Jim failed to grasp a key point which Donald Larson makes in Guidelines for Barefoot Language Learning: “People who develop competence in another language do so because they go at it intensively”. Coming to China and discovering that learning Chinese was much harder than he had originally imagined, he decided to miss class whenever he felt in need of a break from language study. Sad to say, what was learned rapidly (intensively) was also lost rapidly; unable to sense that he was making much progress, he soon lost all motivation to continue studying Chinese.

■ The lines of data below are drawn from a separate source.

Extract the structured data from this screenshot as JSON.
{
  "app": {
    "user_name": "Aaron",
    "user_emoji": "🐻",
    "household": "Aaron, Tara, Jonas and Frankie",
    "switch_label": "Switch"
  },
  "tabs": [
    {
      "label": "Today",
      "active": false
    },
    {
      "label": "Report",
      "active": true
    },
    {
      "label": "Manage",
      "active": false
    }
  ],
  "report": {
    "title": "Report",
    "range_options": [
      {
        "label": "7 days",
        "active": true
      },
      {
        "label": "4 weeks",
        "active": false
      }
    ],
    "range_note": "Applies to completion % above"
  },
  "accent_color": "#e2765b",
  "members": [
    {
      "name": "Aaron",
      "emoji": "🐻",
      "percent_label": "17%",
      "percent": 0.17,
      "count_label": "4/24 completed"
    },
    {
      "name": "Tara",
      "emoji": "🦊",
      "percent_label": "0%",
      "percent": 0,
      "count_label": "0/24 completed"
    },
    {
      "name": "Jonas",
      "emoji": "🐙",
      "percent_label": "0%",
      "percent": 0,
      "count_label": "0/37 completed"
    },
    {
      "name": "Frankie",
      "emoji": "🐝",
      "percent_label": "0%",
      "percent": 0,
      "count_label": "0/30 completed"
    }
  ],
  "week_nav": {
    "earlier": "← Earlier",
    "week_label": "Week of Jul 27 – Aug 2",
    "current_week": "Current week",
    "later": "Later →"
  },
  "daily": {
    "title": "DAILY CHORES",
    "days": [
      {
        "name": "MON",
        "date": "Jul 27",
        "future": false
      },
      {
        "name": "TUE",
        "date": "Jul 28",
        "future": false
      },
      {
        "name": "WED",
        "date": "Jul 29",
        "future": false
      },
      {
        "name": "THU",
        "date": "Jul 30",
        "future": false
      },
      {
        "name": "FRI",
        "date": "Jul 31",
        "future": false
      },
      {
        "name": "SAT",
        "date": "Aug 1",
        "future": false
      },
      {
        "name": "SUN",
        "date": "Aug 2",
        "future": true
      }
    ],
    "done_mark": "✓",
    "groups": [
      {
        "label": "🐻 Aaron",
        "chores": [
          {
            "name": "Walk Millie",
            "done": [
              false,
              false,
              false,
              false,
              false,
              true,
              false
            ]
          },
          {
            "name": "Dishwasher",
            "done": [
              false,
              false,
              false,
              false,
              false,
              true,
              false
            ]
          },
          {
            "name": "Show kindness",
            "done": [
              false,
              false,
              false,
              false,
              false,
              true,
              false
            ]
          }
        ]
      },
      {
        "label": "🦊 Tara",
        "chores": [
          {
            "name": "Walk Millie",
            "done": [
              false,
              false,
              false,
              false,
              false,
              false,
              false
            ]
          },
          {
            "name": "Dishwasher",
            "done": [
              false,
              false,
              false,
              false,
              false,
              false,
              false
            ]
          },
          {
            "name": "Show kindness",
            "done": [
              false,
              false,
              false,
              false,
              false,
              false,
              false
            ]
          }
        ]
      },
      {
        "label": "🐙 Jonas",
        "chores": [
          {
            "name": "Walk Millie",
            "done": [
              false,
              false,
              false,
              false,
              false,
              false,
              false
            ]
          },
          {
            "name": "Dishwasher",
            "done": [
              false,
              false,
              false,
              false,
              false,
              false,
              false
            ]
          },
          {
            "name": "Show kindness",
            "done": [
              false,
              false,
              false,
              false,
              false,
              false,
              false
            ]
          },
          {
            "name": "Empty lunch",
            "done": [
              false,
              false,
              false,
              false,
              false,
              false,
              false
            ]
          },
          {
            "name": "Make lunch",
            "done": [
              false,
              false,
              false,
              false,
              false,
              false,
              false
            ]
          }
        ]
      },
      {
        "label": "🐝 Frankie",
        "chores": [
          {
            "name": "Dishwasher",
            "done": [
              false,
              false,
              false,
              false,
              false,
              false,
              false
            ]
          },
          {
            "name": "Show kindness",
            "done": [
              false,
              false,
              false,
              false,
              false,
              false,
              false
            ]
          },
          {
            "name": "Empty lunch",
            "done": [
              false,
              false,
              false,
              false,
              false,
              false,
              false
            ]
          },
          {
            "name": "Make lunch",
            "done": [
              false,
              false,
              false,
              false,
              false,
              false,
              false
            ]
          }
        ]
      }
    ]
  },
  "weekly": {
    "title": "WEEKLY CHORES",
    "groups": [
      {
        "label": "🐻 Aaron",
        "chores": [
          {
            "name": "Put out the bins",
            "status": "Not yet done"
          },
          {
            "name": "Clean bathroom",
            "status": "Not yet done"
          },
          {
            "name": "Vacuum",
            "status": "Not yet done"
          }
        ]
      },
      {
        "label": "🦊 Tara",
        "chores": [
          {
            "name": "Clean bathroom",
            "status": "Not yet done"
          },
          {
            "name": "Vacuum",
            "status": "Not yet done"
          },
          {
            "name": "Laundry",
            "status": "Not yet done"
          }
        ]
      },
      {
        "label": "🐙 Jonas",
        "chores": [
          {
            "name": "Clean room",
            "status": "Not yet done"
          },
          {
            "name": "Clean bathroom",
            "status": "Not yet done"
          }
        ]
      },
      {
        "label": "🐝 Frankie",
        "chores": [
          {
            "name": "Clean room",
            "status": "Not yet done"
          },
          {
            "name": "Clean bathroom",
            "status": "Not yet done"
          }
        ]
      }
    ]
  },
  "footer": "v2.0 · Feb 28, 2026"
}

Jack’s problem was that, although he covered the language material in class at a good pace, he never found communicating with Chinese people easy. Words were difficult to recall, and his sentences never came out smoothly. Talking with people outside on the street was always a struggle for him. His dormitory room was the only ‘safe’ place and he therefore retreated there after class each day. It wasn’t that others hadn’t tried to help him find friendly people to talk with; he simply couldn’t or wouldn’t discipline himself to go out and practice.


An excellent book on the subject of good language learners is Earl W. Stevick’s book Success with Foreign Languages  (published by Prentice Hall). Stevick looks at seven outstanding language learners – how they approached learning a foreign language and why they were so successful at it. It is an interesting and helpful book as it makes you realize that there is not just one way to learn a language; finding the right approach that works best for you is therefore vitally important – and this very readable book will help you do just this.

Three Good Language Learners:  pdf